- _RECORDS FOR THE TASK_:
* * * *
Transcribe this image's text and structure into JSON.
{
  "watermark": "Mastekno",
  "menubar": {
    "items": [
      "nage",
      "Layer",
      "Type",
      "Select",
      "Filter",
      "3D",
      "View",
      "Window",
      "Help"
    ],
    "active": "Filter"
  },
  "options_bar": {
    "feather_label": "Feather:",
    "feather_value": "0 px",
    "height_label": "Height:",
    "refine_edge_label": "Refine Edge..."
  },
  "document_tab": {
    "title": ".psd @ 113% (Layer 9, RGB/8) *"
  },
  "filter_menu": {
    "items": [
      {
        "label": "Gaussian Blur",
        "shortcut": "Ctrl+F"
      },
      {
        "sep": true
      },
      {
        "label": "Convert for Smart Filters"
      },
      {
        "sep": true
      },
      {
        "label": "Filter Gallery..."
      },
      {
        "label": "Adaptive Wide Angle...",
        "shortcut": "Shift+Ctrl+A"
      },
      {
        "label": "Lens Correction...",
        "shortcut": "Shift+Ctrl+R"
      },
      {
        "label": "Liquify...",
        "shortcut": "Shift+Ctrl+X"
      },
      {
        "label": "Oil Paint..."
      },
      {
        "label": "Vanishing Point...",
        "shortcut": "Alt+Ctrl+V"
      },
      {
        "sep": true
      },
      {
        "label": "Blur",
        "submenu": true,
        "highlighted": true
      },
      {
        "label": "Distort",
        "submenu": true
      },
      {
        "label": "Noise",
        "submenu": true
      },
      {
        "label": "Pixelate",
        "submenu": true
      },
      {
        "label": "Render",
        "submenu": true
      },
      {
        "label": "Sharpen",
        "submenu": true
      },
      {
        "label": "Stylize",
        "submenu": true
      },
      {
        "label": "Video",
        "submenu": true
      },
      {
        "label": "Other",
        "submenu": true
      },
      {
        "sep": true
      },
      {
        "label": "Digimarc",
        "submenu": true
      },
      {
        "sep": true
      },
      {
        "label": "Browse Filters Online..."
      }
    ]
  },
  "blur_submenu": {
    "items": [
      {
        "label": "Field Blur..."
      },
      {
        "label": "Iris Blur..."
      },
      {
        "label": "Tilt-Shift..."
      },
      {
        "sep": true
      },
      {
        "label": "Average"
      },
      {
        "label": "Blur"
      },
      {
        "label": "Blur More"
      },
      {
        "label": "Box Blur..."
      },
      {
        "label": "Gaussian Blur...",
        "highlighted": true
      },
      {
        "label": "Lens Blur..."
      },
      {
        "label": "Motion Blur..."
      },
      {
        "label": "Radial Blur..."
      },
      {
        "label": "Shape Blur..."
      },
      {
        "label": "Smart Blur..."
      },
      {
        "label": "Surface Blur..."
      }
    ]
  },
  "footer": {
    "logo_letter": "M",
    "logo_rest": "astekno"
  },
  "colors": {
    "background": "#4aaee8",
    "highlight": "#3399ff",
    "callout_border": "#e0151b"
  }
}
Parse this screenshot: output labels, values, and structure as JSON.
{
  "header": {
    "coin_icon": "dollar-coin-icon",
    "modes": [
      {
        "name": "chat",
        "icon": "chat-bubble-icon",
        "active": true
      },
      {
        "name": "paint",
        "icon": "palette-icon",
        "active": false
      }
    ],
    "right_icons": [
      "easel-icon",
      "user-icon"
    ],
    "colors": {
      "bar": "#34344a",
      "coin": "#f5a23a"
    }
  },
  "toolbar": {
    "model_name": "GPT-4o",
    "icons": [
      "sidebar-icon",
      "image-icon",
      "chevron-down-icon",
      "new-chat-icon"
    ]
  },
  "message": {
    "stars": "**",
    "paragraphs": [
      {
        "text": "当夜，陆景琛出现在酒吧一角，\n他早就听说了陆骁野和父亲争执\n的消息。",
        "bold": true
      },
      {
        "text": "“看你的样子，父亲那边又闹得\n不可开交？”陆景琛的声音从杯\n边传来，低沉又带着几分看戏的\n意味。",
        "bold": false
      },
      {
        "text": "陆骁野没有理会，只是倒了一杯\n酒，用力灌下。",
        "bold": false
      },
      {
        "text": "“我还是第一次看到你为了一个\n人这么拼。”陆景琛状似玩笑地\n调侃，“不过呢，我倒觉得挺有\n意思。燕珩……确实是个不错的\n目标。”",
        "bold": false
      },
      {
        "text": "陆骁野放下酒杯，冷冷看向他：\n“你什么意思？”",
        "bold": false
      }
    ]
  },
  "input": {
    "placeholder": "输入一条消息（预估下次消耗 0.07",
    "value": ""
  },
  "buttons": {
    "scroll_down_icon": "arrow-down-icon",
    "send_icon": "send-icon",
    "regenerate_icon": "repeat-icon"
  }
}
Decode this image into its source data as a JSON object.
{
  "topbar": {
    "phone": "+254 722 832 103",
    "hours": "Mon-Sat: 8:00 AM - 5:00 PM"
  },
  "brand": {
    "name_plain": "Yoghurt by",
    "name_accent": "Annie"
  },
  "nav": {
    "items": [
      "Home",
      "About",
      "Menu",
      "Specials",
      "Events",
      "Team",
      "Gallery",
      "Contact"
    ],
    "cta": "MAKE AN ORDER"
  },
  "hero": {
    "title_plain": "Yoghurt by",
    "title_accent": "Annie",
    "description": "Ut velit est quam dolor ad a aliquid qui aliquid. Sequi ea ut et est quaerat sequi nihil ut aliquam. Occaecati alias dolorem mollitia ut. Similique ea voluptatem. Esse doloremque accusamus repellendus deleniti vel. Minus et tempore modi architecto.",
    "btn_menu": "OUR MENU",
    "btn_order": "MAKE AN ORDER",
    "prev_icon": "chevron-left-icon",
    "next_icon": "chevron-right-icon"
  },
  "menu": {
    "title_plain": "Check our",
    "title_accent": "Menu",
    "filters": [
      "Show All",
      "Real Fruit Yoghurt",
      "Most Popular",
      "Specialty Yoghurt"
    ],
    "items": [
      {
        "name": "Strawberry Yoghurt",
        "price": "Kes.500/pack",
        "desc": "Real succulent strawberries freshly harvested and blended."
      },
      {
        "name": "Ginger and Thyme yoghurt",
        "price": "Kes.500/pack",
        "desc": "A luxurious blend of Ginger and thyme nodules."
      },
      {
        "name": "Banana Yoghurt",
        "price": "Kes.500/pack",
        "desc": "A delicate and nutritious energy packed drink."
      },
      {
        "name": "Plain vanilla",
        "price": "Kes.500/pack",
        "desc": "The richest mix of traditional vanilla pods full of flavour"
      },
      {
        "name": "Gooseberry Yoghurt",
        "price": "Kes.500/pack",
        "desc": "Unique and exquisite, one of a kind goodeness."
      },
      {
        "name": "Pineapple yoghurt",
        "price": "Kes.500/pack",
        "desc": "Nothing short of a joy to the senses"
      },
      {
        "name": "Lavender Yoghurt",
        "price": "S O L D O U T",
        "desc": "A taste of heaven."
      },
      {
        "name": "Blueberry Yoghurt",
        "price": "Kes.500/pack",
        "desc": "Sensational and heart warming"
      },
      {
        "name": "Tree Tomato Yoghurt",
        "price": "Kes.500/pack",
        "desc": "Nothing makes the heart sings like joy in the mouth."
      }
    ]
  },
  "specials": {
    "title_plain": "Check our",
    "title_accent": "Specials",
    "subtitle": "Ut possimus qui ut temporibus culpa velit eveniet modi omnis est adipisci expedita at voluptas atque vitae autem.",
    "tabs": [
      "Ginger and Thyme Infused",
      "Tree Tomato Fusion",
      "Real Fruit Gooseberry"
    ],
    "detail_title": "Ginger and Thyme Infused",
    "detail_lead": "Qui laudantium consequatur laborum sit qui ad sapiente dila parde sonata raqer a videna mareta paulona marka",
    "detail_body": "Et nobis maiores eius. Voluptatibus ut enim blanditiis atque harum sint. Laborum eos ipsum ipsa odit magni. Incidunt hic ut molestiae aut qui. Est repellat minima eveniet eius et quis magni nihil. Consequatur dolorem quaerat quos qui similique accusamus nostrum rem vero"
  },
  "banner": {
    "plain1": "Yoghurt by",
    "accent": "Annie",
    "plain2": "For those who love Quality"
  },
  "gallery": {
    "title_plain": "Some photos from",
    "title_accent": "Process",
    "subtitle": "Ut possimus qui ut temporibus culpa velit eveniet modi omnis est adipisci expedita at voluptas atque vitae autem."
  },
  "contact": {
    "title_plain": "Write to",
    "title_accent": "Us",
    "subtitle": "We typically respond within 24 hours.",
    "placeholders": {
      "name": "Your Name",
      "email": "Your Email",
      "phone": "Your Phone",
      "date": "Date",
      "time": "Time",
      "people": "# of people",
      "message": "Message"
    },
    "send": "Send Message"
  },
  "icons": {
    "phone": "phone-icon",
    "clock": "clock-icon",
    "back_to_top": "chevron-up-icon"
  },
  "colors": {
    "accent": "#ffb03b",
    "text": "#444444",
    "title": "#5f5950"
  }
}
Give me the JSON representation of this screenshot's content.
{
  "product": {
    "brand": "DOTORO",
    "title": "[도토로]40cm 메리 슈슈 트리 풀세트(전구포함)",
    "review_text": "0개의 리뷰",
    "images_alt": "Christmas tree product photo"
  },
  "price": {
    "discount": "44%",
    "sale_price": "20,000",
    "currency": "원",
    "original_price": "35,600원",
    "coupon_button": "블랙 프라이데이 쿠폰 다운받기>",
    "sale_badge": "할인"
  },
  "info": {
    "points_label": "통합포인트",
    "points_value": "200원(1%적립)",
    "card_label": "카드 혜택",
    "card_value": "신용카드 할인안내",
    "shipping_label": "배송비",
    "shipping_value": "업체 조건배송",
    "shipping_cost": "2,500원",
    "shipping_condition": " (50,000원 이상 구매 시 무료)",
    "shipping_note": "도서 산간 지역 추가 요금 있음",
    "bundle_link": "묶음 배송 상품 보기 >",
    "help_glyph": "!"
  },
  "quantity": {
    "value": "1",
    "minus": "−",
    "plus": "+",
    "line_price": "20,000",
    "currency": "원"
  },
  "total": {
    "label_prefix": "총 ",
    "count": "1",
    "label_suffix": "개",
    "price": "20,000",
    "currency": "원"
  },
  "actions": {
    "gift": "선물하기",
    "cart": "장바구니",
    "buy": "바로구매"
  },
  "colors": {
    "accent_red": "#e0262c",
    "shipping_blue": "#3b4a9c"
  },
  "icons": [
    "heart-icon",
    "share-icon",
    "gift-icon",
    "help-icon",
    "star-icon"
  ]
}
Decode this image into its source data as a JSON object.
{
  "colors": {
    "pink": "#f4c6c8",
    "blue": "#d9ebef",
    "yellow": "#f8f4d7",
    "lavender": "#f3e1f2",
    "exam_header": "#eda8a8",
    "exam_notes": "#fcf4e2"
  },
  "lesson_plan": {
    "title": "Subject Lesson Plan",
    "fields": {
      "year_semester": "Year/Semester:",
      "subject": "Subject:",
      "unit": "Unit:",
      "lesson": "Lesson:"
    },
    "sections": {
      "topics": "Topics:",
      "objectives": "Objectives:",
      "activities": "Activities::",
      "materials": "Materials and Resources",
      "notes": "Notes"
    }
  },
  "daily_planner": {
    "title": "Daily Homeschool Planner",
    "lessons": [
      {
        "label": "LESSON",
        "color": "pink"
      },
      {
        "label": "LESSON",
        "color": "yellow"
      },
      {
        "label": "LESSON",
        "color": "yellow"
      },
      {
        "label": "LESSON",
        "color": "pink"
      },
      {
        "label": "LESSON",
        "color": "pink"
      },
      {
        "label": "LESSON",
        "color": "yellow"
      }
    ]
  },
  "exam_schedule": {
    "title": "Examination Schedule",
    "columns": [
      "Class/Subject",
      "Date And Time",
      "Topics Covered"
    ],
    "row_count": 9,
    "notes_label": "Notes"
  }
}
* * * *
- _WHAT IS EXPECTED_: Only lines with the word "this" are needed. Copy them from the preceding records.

- _ANSWER SPACE_:
Transcribe this image's text and structure into JSON.
Parse this screenshot: output labels, values, and structure as JSON.
Decode this image into its source data as a JSON object.
Give me the JSON representation of this screenshot's content.
Decode this image into its source data as a JSON object.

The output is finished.